- What is being asked -
Scan the listing for "레이어와" and copy out each line that has it.

- Source information -

*** Begin section ***

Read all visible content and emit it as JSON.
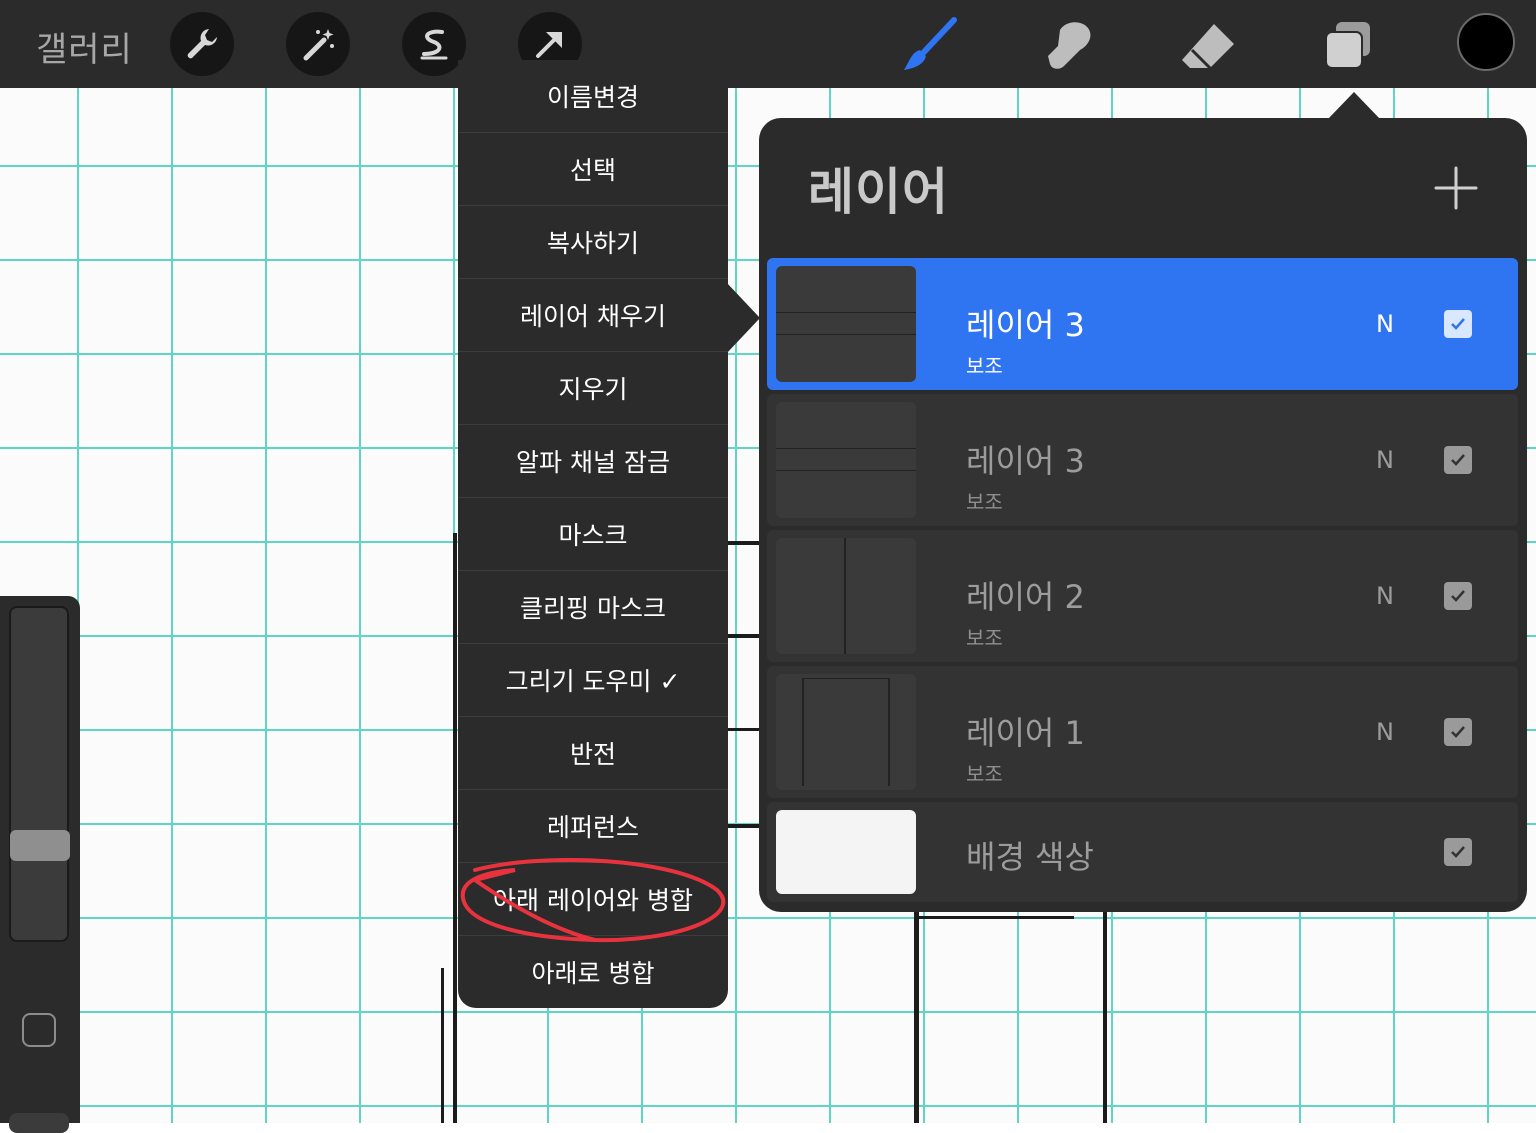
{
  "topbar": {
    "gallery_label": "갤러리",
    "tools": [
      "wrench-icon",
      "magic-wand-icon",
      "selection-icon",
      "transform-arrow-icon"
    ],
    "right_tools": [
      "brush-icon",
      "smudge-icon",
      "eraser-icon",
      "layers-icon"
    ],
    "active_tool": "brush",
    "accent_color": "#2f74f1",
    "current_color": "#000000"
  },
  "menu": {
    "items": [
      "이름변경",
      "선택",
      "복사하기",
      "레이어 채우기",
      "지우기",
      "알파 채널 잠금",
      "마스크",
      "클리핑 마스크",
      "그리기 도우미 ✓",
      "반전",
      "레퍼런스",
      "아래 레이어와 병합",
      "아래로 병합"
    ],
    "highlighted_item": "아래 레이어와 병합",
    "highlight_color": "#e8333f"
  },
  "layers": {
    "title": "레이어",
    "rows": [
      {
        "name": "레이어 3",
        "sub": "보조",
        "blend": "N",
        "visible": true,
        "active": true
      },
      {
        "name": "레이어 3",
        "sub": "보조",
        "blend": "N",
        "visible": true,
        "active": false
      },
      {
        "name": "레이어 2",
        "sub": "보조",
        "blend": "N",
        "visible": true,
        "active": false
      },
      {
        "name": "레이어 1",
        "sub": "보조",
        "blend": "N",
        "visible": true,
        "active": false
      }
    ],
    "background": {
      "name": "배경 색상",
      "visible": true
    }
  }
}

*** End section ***

- Task response -
      "아래 레이어와 병합",
    "highlighted_item": "아래 레이어와 병합",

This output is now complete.